## Exercise details
Where a line of the listing below includes the word "this", reproduce that line.
-*-
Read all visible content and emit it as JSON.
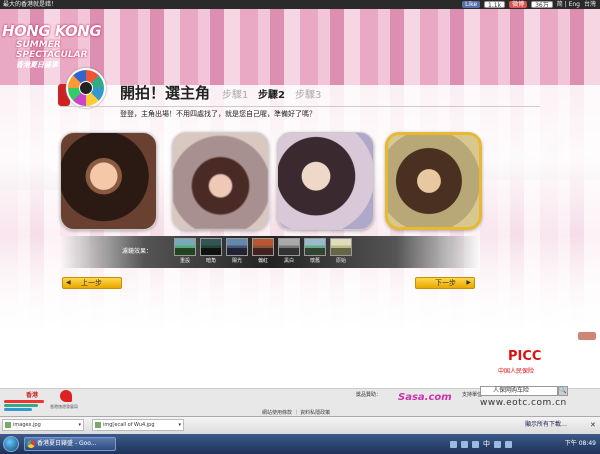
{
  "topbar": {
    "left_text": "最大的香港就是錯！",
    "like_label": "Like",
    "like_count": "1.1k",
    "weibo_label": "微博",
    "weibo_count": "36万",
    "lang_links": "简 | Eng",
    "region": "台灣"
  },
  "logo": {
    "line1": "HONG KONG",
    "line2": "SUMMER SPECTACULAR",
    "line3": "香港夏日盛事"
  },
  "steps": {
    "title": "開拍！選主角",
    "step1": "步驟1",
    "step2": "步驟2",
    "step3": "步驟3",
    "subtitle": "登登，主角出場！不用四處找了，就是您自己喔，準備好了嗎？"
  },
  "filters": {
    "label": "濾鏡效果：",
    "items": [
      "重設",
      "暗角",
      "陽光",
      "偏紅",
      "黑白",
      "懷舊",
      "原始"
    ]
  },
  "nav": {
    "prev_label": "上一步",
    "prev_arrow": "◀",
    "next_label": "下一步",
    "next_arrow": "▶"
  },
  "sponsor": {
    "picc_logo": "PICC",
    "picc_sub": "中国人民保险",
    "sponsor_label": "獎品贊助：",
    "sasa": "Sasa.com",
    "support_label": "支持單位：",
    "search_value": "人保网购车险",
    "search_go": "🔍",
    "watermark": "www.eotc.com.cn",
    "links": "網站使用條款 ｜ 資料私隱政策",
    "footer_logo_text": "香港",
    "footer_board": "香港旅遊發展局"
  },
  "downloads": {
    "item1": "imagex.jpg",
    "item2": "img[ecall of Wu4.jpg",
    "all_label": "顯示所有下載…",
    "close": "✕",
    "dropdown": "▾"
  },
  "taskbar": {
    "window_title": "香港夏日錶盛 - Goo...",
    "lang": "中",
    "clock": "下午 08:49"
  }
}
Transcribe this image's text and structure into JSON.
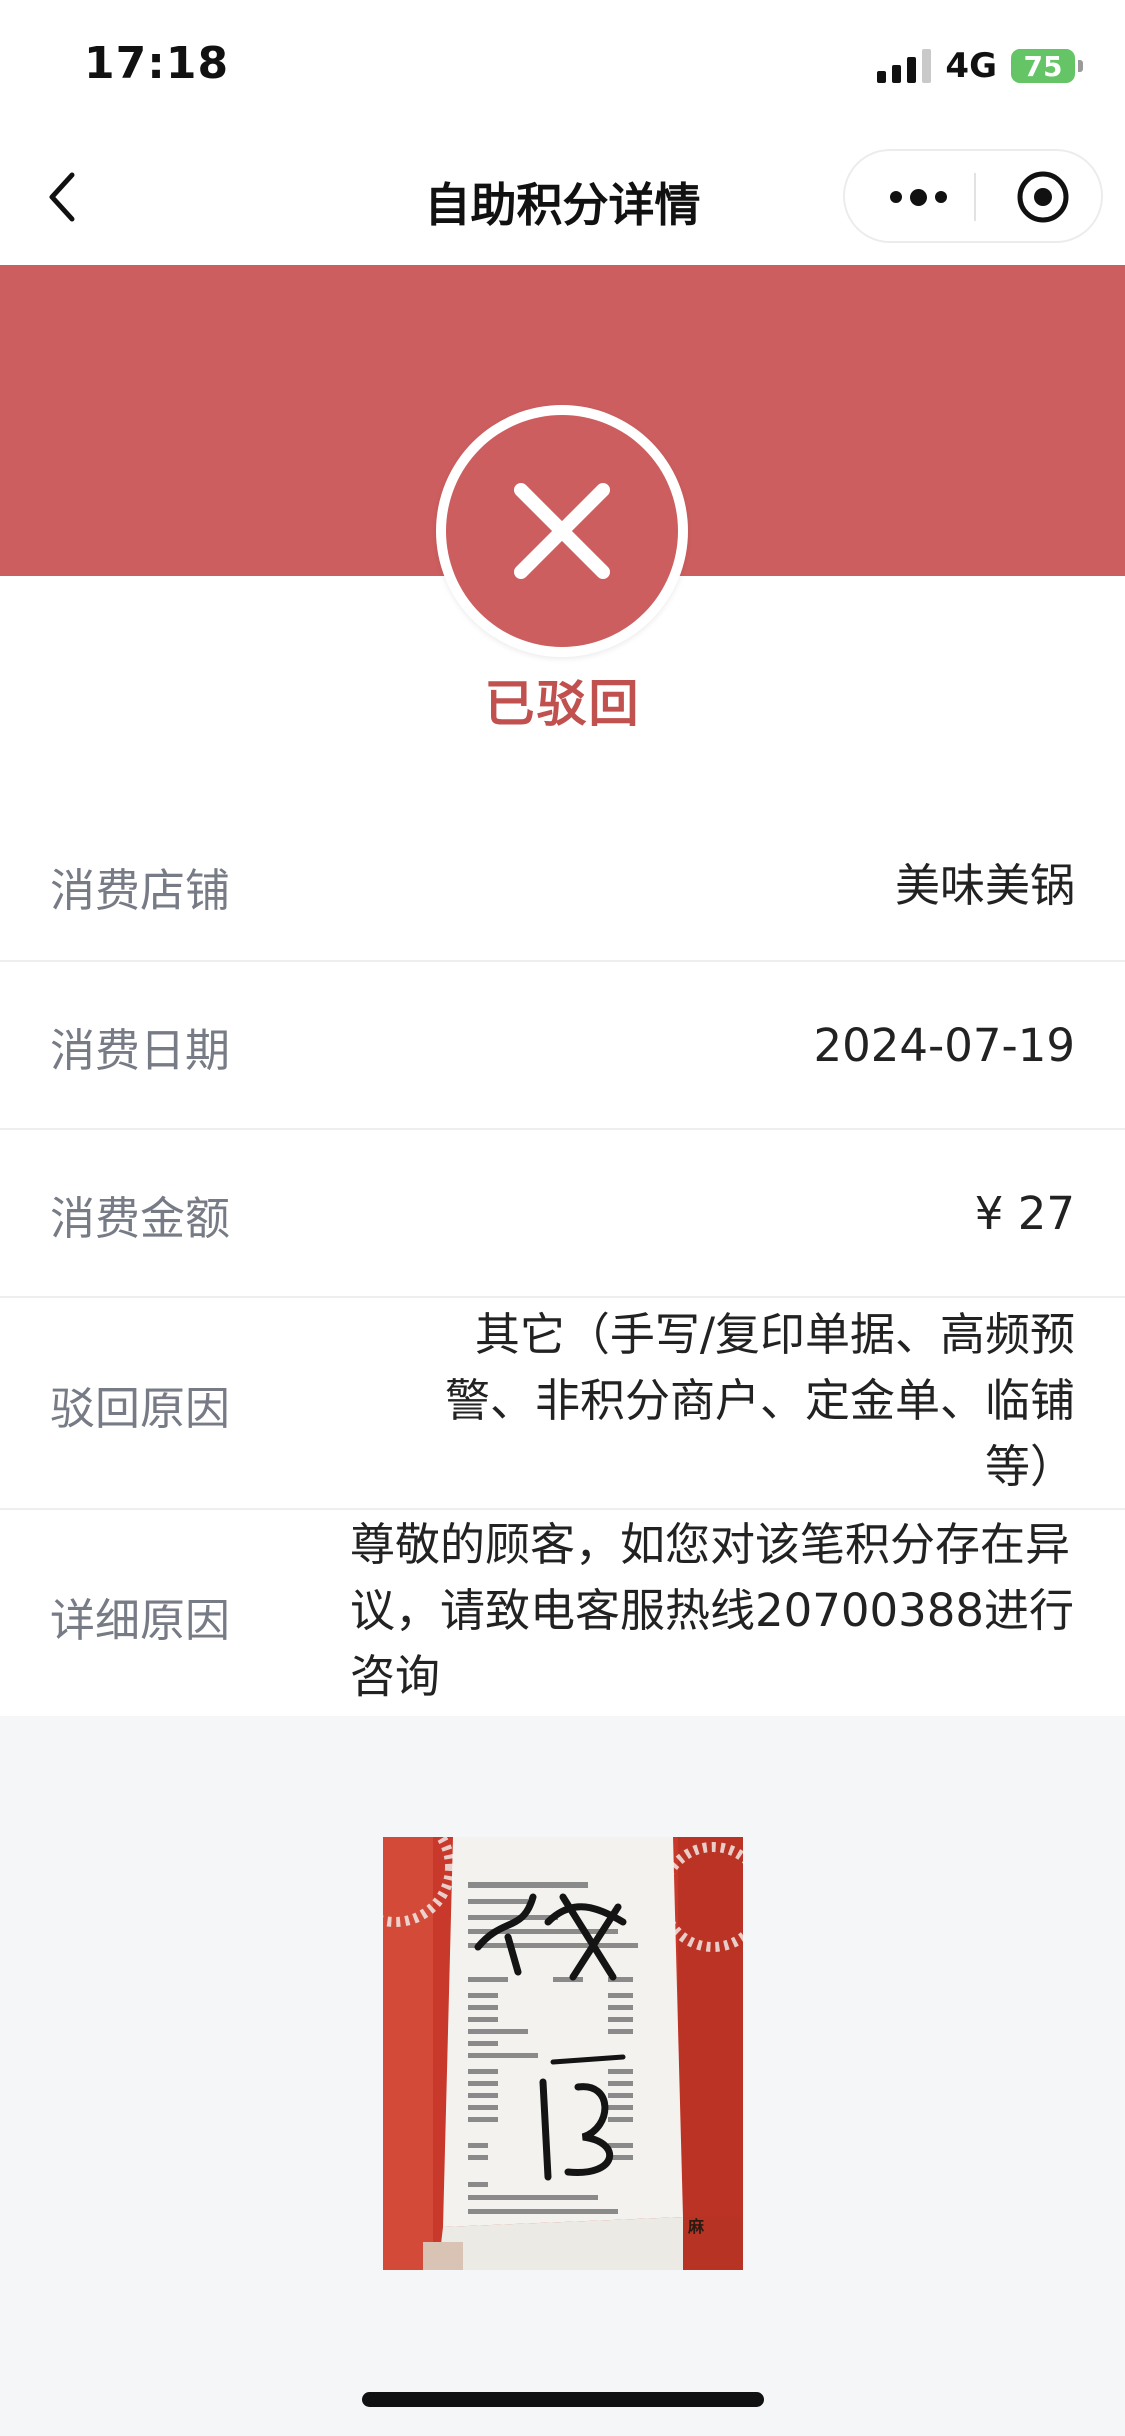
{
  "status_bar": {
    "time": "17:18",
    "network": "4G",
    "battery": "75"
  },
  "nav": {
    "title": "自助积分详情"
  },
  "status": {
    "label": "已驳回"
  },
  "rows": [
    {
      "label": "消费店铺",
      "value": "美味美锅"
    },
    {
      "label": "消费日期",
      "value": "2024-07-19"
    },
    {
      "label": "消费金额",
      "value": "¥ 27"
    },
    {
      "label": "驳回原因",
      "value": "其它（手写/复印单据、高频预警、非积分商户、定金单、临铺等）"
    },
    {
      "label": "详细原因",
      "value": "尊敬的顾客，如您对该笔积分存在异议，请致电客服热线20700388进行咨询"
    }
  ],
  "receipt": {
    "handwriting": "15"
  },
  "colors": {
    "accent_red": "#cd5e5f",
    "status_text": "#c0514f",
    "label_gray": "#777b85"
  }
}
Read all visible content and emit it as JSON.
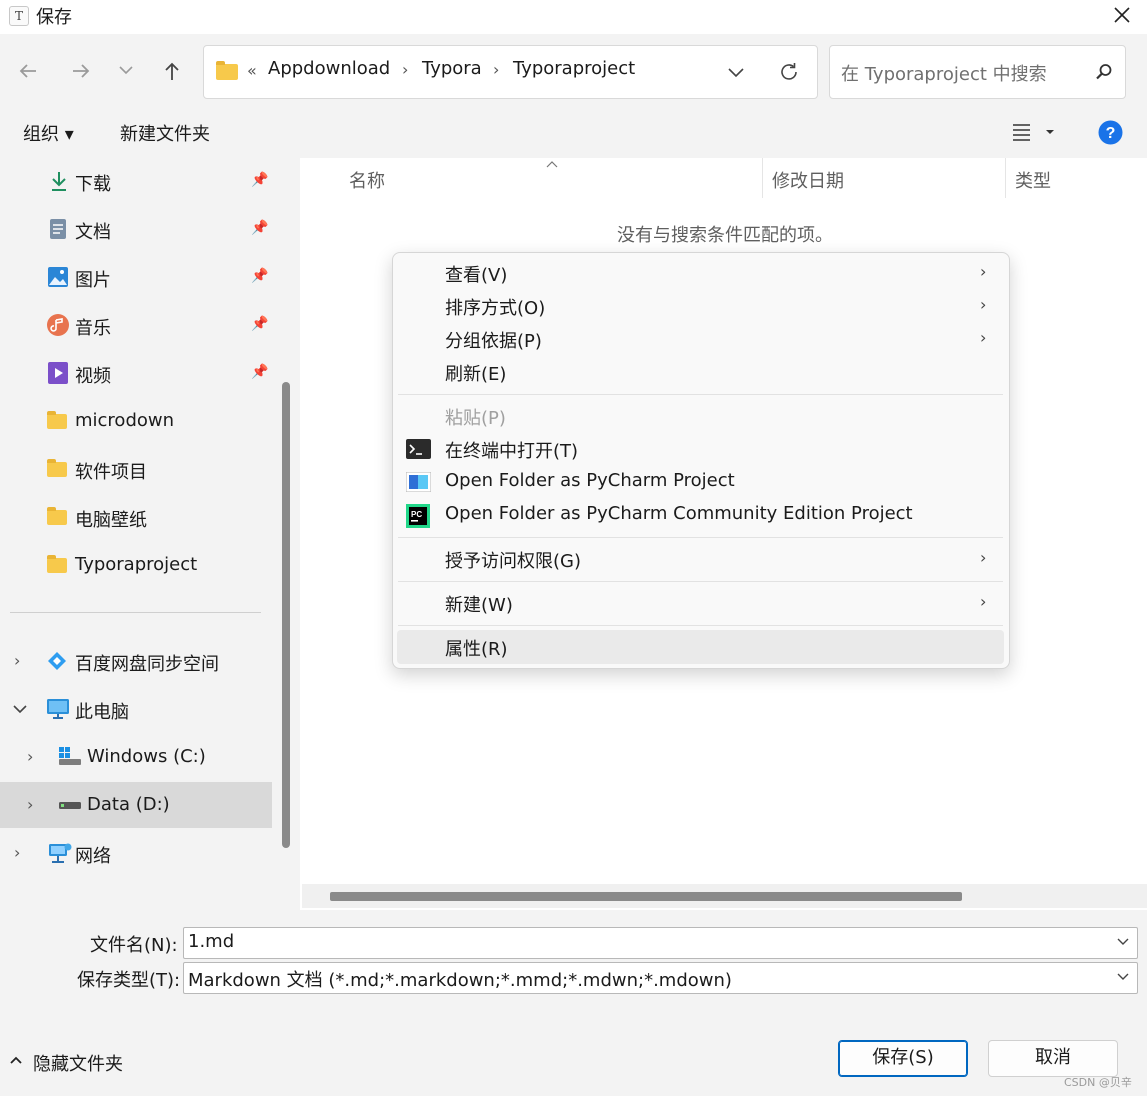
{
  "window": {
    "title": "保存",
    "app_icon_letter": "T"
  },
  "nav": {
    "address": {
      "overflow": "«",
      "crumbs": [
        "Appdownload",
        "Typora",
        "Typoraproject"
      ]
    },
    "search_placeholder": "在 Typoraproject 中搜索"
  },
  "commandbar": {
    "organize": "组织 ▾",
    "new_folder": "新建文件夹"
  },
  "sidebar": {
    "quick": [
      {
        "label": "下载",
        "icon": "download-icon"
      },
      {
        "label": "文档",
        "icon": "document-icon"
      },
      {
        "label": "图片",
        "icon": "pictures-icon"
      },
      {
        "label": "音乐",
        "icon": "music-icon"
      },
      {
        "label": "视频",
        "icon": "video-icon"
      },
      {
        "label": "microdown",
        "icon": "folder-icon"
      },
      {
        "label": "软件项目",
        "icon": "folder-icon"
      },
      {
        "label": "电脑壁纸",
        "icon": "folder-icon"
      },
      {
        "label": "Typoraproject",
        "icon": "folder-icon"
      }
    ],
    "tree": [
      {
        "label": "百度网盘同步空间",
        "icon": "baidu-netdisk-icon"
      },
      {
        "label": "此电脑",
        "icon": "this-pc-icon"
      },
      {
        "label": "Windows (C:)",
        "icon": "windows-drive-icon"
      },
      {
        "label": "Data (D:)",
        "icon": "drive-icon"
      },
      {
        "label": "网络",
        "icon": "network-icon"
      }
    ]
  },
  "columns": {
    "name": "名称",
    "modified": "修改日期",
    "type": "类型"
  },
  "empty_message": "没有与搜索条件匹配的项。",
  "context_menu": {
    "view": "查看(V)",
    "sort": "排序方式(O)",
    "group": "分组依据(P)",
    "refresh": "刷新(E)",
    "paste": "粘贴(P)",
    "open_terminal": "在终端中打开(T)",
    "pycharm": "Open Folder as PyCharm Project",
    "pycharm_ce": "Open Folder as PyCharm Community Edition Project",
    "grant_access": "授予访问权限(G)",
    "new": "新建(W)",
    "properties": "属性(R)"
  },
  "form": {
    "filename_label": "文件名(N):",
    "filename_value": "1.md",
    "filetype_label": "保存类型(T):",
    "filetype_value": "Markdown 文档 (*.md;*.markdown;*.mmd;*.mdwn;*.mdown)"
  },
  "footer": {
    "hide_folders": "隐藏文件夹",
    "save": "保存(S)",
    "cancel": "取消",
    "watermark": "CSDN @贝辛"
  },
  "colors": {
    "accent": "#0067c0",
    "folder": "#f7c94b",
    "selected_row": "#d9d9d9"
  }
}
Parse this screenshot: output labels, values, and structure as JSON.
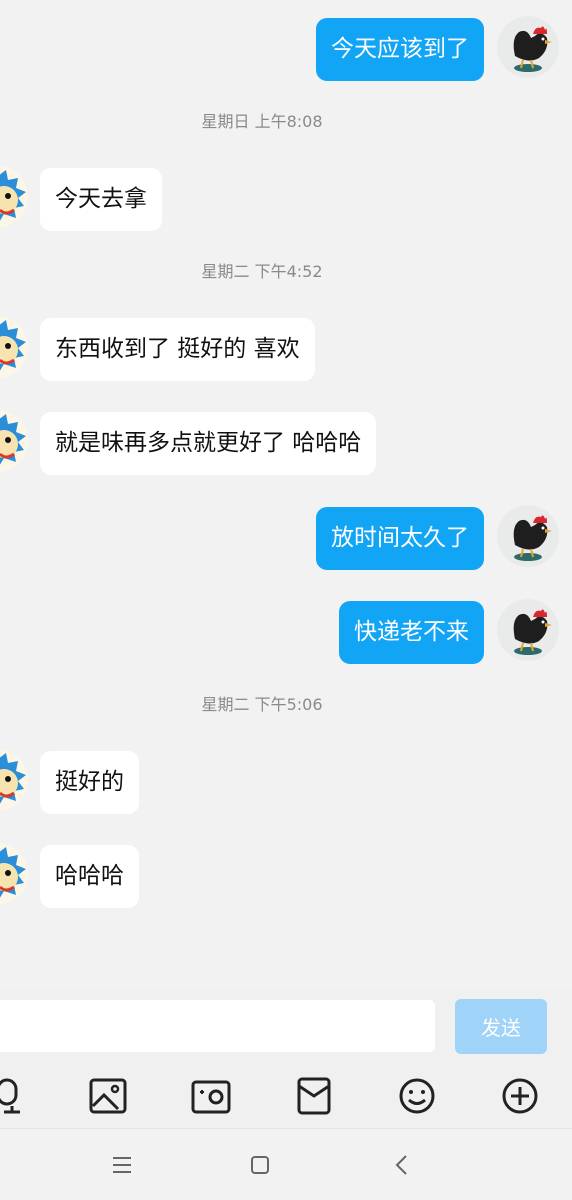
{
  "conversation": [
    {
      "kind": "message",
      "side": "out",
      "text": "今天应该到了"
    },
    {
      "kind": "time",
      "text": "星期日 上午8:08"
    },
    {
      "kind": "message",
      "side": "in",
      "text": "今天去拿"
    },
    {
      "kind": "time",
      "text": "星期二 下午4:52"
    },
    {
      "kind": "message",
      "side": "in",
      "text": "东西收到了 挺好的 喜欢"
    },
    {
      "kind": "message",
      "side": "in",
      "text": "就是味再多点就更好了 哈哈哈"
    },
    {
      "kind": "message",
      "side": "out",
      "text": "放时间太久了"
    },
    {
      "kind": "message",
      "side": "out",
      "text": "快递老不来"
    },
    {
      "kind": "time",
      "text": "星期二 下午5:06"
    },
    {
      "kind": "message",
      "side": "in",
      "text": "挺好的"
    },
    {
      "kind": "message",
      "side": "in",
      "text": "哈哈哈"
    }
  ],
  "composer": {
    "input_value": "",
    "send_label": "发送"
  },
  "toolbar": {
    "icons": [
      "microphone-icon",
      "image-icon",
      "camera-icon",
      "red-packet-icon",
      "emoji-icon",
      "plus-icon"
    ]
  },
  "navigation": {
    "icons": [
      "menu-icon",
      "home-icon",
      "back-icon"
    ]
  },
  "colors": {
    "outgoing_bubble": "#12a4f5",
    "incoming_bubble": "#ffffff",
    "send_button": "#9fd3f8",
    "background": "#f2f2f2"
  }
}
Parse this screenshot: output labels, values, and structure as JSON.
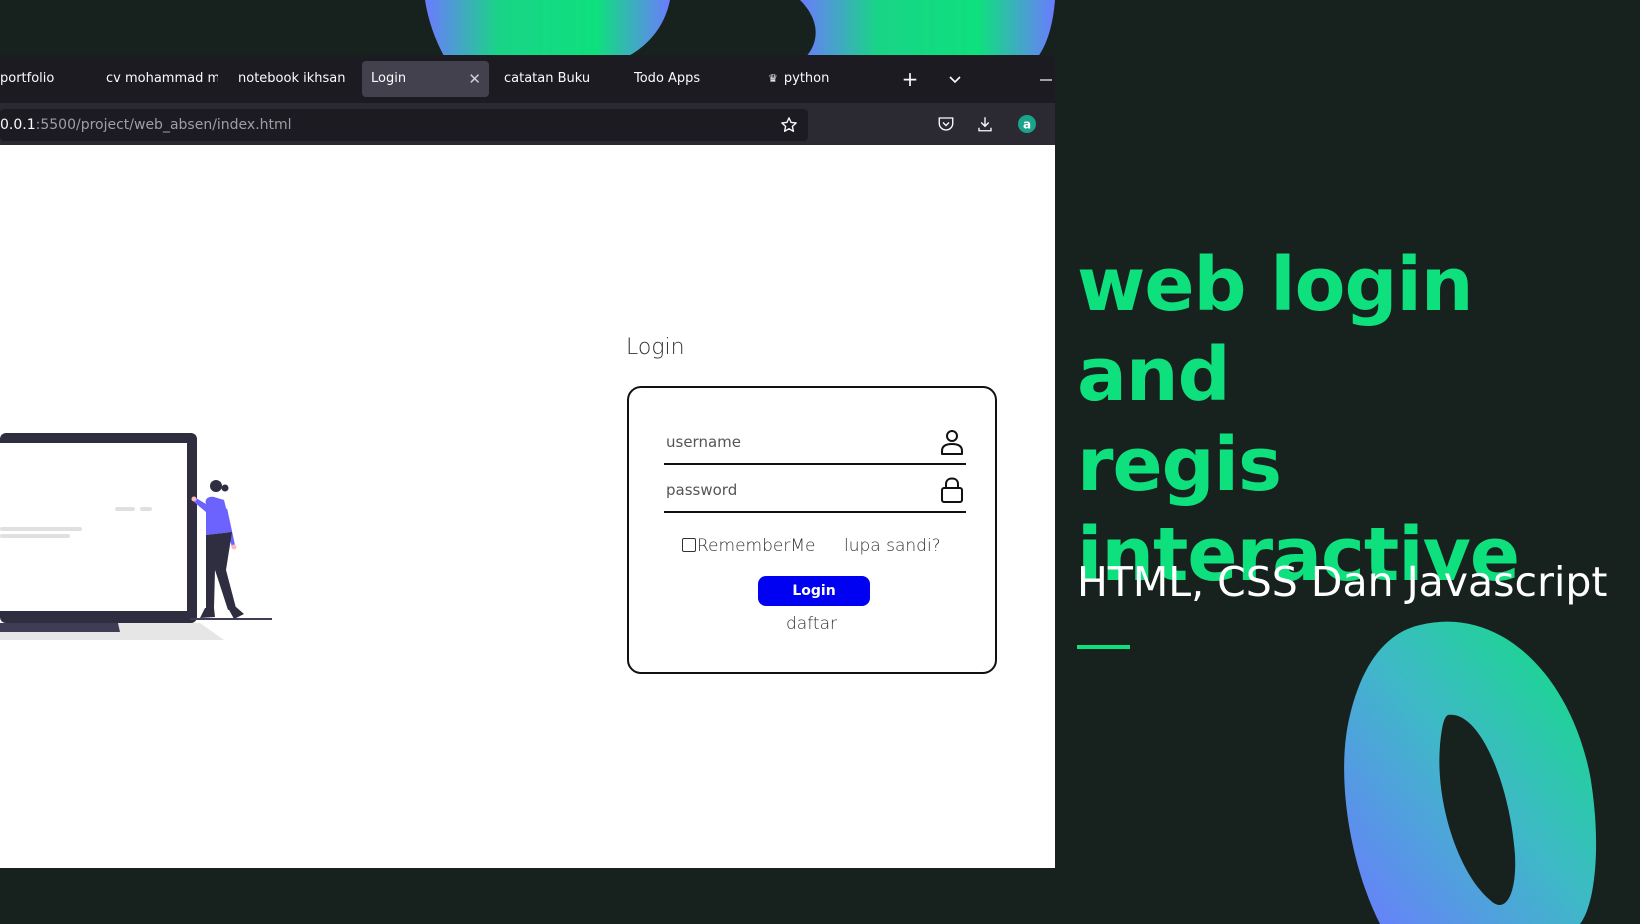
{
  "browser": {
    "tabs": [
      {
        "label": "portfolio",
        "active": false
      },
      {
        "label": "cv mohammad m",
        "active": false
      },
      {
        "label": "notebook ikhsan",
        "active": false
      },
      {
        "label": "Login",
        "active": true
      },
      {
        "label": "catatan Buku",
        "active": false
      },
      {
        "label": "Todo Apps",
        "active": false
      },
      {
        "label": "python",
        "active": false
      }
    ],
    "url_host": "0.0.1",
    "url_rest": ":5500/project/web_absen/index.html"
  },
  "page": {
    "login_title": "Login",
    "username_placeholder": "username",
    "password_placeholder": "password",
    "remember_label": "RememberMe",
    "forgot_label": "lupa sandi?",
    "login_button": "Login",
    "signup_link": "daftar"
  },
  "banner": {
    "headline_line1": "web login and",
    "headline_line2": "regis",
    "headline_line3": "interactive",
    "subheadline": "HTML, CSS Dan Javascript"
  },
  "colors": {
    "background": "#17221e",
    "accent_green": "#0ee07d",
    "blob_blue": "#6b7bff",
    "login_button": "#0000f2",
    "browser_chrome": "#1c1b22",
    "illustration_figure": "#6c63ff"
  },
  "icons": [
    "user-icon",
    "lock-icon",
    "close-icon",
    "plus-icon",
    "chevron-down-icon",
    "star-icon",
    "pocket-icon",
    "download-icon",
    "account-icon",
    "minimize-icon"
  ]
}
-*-
## Finished exercise
Transcribe this image's text and structure into JSON.
        "icon": "this-pc-icon"
Parse this screenshot: output labels, values, and structure as JSON.
Parse this screenshot: output labels, values, and structure as JSON.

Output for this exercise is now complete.